Paula Robinson was at the Victoria Train Station near the Manchester Arena when the bomb exploded. When she saw two young children saying “Where is my dad, get my dad,” Paula rushed over to them and told them she would take them away. As more children were running out of the arena, she directed them to run to the nearby Holiday Inn. Paula ended up leading about 50 children to safety.

Kim Dick and her husband Phil were waiting in the foyer for their family after the concert was over when the bomb went off. She took care of a 14 year-old girl who was fleeing the scene. She was covered in blood, her hair was burnt, and blood was oozing out of her mouth. Kim held her and stopped the blood spurting out of her legs and shoulder. The girl was hospitalized and fortunately survived, thanks to Kim Dick’s quick thinking.

Kelly Brewster made the ultimate sacrifice: she shielded her sister and niece when the bomb went off as they were leaving the arena. Her sister and niece suffered multiple injuries but will survive because Kelly protected them. She was an office worker who only the day before had put down a deposit on a house she was supposed to share with her boyfriend.

Villains

Very often there are evil perpetrators along with those shining lights of bravery. The one who decided his life objective was to bring tragedy and destruction to the world was a 22 year-old man named Salman Ramadan Abedi. He was a British Muslim whose parents came from Libya. Instead of contemplating a productive life now that he was living in a free country, Abedi embraced Islamic extremism. He studied business management at Manchester College but dropped out. Police believe he used his student loans, which are funded by taxpayers, to travel overseas and learn bomb-making.

This is what investigators have learned so far. It is certain more people were involved in this terrorist plot, their names most likely will be identified as more evidence comes to light.

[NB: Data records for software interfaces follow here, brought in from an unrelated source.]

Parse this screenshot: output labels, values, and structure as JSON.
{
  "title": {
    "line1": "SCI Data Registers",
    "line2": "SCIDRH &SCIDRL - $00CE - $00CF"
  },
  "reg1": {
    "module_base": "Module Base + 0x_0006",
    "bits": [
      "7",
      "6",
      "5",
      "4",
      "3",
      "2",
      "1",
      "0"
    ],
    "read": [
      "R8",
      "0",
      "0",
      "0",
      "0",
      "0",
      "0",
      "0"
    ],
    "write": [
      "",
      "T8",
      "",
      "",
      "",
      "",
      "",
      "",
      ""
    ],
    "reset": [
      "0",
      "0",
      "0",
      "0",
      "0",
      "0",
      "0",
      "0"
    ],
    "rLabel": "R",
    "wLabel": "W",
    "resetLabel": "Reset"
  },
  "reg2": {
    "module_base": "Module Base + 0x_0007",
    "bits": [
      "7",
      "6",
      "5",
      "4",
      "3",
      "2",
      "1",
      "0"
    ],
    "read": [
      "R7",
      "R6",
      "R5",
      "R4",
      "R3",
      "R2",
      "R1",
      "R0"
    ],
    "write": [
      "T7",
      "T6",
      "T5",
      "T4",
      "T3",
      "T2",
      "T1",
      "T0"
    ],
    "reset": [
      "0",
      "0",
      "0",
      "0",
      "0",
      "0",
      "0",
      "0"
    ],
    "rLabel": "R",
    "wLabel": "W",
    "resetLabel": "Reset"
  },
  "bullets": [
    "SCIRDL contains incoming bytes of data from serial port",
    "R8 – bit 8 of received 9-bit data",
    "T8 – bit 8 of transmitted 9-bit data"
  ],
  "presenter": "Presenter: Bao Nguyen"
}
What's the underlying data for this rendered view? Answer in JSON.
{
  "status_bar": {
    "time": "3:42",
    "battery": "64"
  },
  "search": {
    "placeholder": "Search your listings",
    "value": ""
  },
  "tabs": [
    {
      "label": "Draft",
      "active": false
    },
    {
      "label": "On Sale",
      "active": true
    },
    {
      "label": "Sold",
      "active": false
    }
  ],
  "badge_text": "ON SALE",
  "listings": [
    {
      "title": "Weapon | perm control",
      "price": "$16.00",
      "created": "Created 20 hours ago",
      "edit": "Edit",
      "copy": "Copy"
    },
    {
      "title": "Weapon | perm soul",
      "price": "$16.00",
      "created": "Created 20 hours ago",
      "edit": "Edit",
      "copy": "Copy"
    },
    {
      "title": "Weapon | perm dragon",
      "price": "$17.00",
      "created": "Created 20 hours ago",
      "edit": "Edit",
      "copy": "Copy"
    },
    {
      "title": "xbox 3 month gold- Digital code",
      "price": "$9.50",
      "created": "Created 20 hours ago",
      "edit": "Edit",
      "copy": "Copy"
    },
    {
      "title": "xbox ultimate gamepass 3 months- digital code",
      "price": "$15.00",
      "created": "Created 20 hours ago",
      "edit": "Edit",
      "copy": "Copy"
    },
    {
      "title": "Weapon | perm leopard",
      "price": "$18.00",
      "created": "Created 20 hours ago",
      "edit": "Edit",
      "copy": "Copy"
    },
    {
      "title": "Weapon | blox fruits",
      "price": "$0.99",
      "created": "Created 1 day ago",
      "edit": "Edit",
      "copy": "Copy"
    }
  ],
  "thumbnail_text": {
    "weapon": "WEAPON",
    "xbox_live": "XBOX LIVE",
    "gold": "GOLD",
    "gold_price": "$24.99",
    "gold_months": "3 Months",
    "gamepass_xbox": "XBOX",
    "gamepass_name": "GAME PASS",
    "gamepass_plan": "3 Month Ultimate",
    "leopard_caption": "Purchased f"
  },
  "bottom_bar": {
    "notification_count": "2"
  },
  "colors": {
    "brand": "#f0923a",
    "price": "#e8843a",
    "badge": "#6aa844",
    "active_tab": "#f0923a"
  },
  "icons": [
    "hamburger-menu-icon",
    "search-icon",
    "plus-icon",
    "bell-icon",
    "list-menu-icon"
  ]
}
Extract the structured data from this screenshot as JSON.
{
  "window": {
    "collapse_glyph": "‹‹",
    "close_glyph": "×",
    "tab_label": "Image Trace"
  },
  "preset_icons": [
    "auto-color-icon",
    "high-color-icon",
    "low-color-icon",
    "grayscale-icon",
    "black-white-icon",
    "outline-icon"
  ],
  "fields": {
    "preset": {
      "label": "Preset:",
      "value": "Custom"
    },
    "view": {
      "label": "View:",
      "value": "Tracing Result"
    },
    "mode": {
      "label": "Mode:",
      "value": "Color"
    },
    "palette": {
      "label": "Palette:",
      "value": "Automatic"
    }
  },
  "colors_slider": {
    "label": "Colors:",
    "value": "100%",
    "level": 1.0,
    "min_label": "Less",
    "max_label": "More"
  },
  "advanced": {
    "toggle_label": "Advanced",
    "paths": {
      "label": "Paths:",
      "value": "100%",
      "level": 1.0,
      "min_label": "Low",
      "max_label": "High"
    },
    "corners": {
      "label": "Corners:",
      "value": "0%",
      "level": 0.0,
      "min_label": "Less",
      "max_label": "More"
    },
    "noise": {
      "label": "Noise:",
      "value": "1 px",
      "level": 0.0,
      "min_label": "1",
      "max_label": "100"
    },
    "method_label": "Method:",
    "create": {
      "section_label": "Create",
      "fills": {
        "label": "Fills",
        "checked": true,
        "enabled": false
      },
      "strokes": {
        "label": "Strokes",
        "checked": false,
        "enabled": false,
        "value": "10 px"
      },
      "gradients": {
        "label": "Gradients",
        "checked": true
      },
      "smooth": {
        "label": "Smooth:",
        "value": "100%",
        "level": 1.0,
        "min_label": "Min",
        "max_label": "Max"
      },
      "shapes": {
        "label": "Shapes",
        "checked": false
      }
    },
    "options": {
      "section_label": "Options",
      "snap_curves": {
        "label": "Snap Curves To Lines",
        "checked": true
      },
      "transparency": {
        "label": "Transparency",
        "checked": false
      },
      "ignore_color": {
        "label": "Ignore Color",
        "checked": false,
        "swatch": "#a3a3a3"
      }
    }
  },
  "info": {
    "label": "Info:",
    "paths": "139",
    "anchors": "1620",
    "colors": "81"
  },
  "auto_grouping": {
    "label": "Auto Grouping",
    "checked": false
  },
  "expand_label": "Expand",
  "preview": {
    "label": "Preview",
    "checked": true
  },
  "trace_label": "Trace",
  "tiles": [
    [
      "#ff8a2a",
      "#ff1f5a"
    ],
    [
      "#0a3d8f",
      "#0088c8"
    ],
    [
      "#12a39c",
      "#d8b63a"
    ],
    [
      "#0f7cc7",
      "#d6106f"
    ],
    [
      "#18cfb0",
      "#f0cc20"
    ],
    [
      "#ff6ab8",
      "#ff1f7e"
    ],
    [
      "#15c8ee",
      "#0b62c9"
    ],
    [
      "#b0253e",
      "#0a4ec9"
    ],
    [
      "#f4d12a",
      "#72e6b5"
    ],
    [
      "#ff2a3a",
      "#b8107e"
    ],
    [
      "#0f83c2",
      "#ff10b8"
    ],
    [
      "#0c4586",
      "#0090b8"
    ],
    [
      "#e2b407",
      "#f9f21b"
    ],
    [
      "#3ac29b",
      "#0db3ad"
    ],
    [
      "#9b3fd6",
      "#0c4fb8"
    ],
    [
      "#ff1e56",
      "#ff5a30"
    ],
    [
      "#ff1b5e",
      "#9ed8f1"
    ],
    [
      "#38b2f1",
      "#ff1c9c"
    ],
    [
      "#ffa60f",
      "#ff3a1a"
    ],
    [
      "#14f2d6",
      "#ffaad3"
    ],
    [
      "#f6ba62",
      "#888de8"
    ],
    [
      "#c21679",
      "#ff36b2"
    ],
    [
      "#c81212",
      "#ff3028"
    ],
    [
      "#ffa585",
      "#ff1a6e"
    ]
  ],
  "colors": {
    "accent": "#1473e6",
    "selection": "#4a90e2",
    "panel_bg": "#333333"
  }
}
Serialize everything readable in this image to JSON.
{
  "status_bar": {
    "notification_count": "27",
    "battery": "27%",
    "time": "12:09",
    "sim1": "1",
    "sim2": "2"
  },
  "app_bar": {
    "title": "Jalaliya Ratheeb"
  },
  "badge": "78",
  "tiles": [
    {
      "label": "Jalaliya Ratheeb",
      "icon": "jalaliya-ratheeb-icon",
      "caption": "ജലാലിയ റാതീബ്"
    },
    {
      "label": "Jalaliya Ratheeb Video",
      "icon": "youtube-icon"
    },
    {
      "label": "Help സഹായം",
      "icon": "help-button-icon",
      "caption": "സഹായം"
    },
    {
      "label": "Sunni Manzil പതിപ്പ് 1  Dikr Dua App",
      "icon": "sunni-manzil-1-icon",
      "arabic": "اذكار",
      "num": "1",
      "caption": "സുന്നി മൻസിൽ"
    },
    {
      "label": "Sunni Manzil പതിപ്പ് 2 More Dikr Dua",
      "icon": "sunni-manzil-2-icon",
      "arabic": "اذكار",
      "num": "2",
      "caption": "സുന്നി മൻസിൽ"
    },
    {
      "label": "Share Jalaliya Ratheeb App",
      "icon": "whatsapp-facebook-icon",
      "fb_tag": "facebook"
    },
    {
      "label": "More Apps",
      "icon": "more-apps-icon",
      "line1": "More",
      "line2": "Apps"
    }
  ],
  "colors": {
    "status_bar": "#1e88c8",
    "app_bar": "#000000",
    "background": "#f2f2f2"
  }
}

Many times acts of evil bring out the best in humanity. Nevertheless, the 22 killed and the 116 injured have caused devastation for years to come. While we wish this evil did not exist, at the very least it gives us a clear perspective of who are the heroes and who are the villains.

Note: After I finished writing this piece, it happened again: On Saturday, June 3rd, three Muslim terrorists in a van ran over and knifed people before being shot dead by police. Seven were killed and 48 injured. When will it finally end?